    Longyear was not required to stop at the intersection. He was required by the ordinance to proceed there at reduced speed, that he might be prepared to stop quickly. Had he observed the truck as it approached Fourteenth street he would have had the right to assume that it would come to a full stop.Townshend v. Reader, 252 Mich. 465; Haynes v. Clark, 252 Mich. 295 . He had no opportunity to stop in time. The truck crashed suddenly into the side of his car. His driving through the intersection at a slightly higher speed than the ordinance commanded had, as we see, no causal relation to the accident. We find against Longyear no actionable negligence. The negligence of Slonim was the proximate cause of the accident.Reed v. Ogden Moffett, 252 Mich. 362. As to Longyear, the judgments in the cases which he appealed are reversed, with costs, and without new trial.

    The plaintiff administrator of the estate of Rae Weil, deceased, has also appealed, complaining of damages, denial of compensation for loss of earnings *Page 25 of the deceased.

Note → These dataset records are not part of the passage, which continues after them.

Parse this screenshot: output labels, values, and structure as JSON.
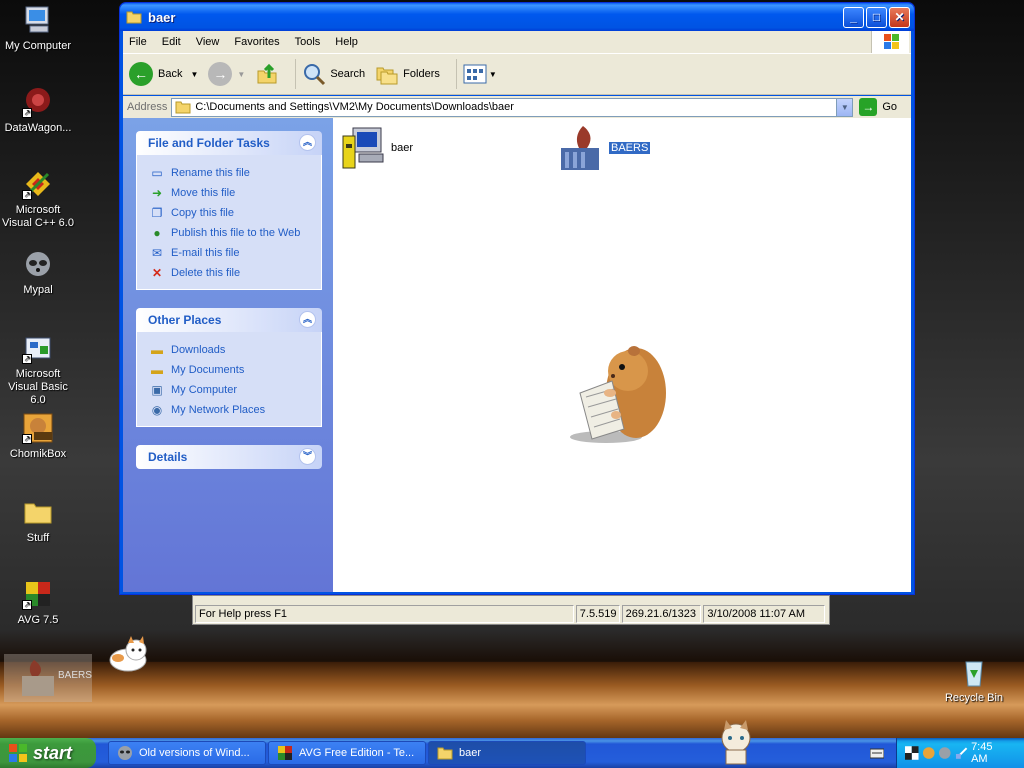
{
  "desktop": {
    "icons": [
      {
        "label": "My Computer"
      },
      {
        "label": "DataWagon..."
      },
      {
        "label": "Microsoft Visual C++ 6.0"
      },
      {
        "label": "Mypal"
      },
      {
        "label": "Microsoft Visual Basic 6.0"
      },
      {
        "label": "ChomikBox"
      },
      {
        "label": "Stuff"
      },
      {
        "label": "AVG 7.5"
      },
      {
        "label": "Recycle Bin"
      }
    ],
    "baers_thumb_label": "BAERS"
  },
  "window": {
    "title": "baer",
    "menu": [
      "File",
      "Edit",
      "View",
      "Favorites",
      "Tools",
      "Help"
    ],
    "toolbar": {
      "back": "Back",
      "search": "Search",
      "folders": "Folders"
    },
    "address": {
      "label": "Address",
      "path": "C:\\Documents and Settings\\VM2\\My Documents\\Downloads\\baer",
      "go": "Go"
    },
    "file_tasks": {
      "title": "File and Folder Tasks",
      "items": [
        {
          "label": "Rename this file",
          "icon": "rename-icon"
        },
        {
          "label": "Move this file",
          "icon": "move-icon"
        },
        {
          "label": "Copy this file",
          "icon": "copy-icon"
        },
        {
          "label": "Publish this file to the Web",
          "icon": "publish-icon"
        },
        {
          "label": "E-mail this file",
          "icon": "email-icon"
        },
        {
          "label": "Delete this file",
          "icon": "delete-icon"
        }
      ]
    },
    "other_places": {
      "title": "Other Places",
      "items": [
        {
          "label": "Downloads",
          "icon": "folder-icon"
        },
        {
          "label": "My Documents",
          "icon": "my-documents-icon"
        },
        {
          "label": "My Computer",
          "icon": "my-computer-icon"
        },
        {
          "label": "My Network Places",
          "icon": "network-icon"
        }
      ]
    },
    "details": {
      "title": "Details"
    },
    "files": [
      {
        "name": "baer",
        "selected": false
      },
      {
        "name": "BAERS",
        "selected": true
      }
    ]
  },
  "background_window": {
    "status": [
      "For Help press F1",
      "7.5.519",
      "269.21.6/1323",
      "3/10/2008 11:07 AM"
    ]
  },
  "taskbar": {
    "start": "start",
    "tasks": [
      {
        "label": "Old versions of Wind...",
        "active": false
      },
      {
        "label": "AVG Free Edition - Te...",
        "active": false
      },
      {
        "label": "baer",
        "active": true
      }
    ],
    "clock": "7:45 AM"
  }
}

The action is under the survival act (3 Comp. Laws 1929, § 14040), to recover the damages as if the deceased were living and prosecuting the action in person. Love v.Railroad Co., 170 Mich. 1. It appears the deceased wife rendered services as such in the household of the husband. It does not appear that she earned anything or was engaged in any other employment or business of her own. The services rendered belonged to the husband, and no action survived to the administrator for their loss. See Gorton v. Harmon, 152 Mich. 473 (15 Ann. Cas. 461); Lincoln v. Railway Co., 179 Mich. 189,205 (51 L.R.A. [N. S.] 710). The respective rights of husband and wife in the wife's services and earnings are fully discussed in Gregory v. Oakland Motor Car Co., 181 Mich. 101, from which we quote:

    "We think the statute (3 Comp. Laws 1929, 13061) means that all earnings acquired or service performed by her as the result of her personal efforts in any separate business carried on by her in her own behalf, or any services performed by her for others than her husband, belong to her; but that her husband is entitled to her labor, companionship, society, and assistance in the discharge of those duties and obligations which arise out of the marriage relation, and that these belong to him. Where she has a separate business the wife may recover for loss of time as if she were sole."

    And from Lincoln v. Railway Co., supra:

    "In the Walker Case (Walker v. Traction Co., 156 Mich. 514), suit was brought under the 'survival act,' and the damages which the administrator could recover were those which Mrs. Walker could have recovered in her lifetime had she lived to prosecute *Page 26 the suit. Inasmuch as her services belonged to her husband, she not having been emancipated, her personal representative, under that act, could not recover for the loss of the services. The court properly said, therefore: 'No action survived for the loss of services, which belonged to her husband.' "

    See, also, Blair v. Seitner Dry Goods Co., 184 Mich. 304 (L. R. A. 1915 D, 524, Ann. Cas. 1916 C, 882); Walker v. TractionCo., supra; Grand Trunk Western R. Co. v. Gilpin, 125 C.C.A. 278 (208 Fed. 126); 8 Rawle C. L. p. 834.

    Progress, or perhaps merely change, in the law will appear upon comparison of cases above cited with Hyatt v. Adams,16 Mich. 180, especially noting what is said in Lincoln v. RailwayCo., supra, at page 205.

    The amount found for pain and suffering is urged to be inadequate. As remarked by the trial judge, evidence of pain and suffering is scant. The award is equally so. There is no rule by which such an award can be measured. It rests in the sound judgment of the trier of the facts. We are not moved to disturb it. Judgment in favor of the administrator is affirmed, with costs to defendant.

    This disposes of all questions presented.

    McDONALD, C.J., and POTTER, SHARPE, NORTH, WIEST, and BUTZEL, JJ., concurred. FEAD, J., did not sit. *Page 27